Our Brochure Contact Us

No Tomorrow

25th July 2019

How far does the structure of our native language influence the way we plan for the future?

The link between geography and economic prosperity brings a fresh challenge each time a new set of statistics is made public. We can’t deny that people’s life chances are heavily influenced by their place of birth, their place of residence and the language they speak. Nor can we always reconcile that with our sense of social justice. But what if the language issue goes deeper? What if the grammatical structure of our native language is steering us in one direction or another?

Behavioural economist Keith Chen believes it is. In a wide-ranging study, he found a link between grammatical structure and the tendency to save money and plan for the future. We’re all familiar with the concept of “living like there’s no tomorrow”. Chen’s findings suggest that some of us are saving like there’s no tomorrow.

The Organisation for Economic Cooperation and Development (OECD) monitors financial patterns in 36 countries. Chen was intrigued to find that while prosperous and highly industrialised countries shared many social and economic qualities, they showed radically different habits when it came to the simple act of saving money.

Citizens of countries as diverse as Germany and Japan, or Luxembourg and South Korea, resembled peas in a pod when it came to saving habits. South Koreans and Luxembourgers squirrel away over 25% of their Gross Domestic Product each year. The flipside of that coin sees Britain, the United States and Greece barely saving at all.

With no clear geographical or economic pattern, Keith Chen looked for a linguistic one. What he found was interesting.

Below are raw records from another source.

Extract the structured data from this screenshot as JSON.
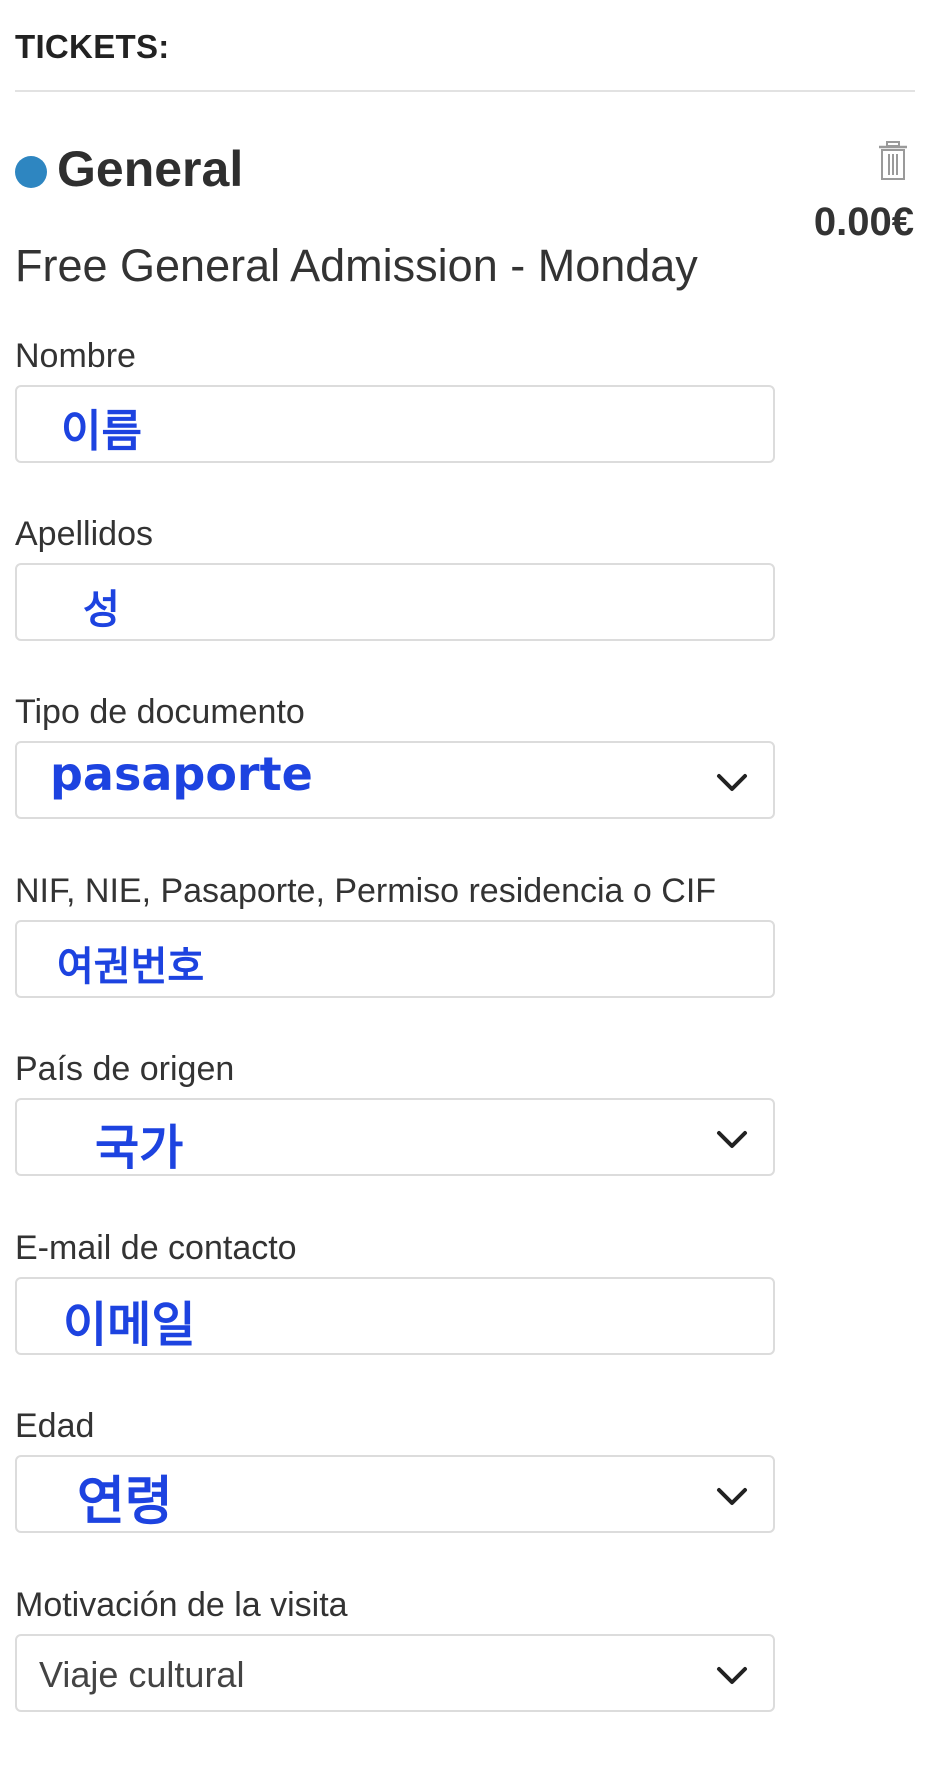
{
  "section_title": "TICKETS:",
  "ticket": {
    "name": "General",
    "dot_color": "#2e86c1",
    "price": "0.00€",
    "description": "Free General Admission - Monday"
  },
  "fields": {
    "nombre": {
      "label": "Nombre",
      "value": "이름"
    },
    "apellidos": {
      "label": "Apellidos",
      "value": "성"
    },
    "tipo_documento": {
      "label": "Tipo de documento",
      "value": "pasaporte"
    },
    "documento": {
      "label": "NIF, NIE, Pasaporte, Permiso residencia o CIF",
      "value": "여권번호"
    },
    "pais": {
      "label": "País de origen",
      "value": "국가"
    },
    "email": {
      "label": "E-mail de contacto",
      "value": "이메일"
    },
    "edad": {
      "label": "Edad",
      "value": "연령"
    },
    "motivacion": {
      "label": "Motivación de la visita",
      "value": "Viaje cultural"
    }
  },
  "colors": {
    "annotation": "#1d43e0",
    "border": "#dcdcdc"
  },
  "icons": {
    "delete": "trash-icon",
    "dropdown": "chevron-down-icon"
  }
}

The languages we speak can be classified in many different ways, and one of these ways relates to their treatment of the future tense. “Futured” languages such as English and Greek make a clear distinction between the future and the present. “Futureless” languages, on the other hand, refer to future action and current action in the same terms. Japanese and German speakers, who use the same verb conjugation for past, present and future action, put up no linguistic barriers to future behaviour, and Keith Chen believes this is a contributory factor when it comes to financial planning.

When we see the future as something far removed from us, there’s a built-in temptation to shield ourselves from it. Fans of “The Simpsons” will have laughed at Homer’s habit of cheerfully signing up for credit agreements that promise to bankrupt him in the future. He does it because in his mind, the future is a long way away. He also does it simply because he’s Homer Simpson, but the point still stands. I wouldn’t go so far as to say his approach to saving is typical of English speakers, but Keith Chen’s research indicates that when the structure of our native language prompts us to feel a certain way about the future, we’re more likely to take that direction.

The bottom line?

Futureless language speakers:

• Are 30% more likely to save money in any given calendar year

• Finish their working lives with 25% more money saved for their retirement

Applying this nationally, countries where residents speak futureless languages save an average of 5% more of their GDP than their futured neighbours.

Is this a coincidence, or do those who speak futureless languages really have that much of an advantage? As contradictory as it sounds, are they saving like there’s no tomorrow?

Language puzzles can be simple or complex. At Conversis we know how to find the answers. To find out more, or to get a free quote, contact us today. Or tomorrow, if there is one.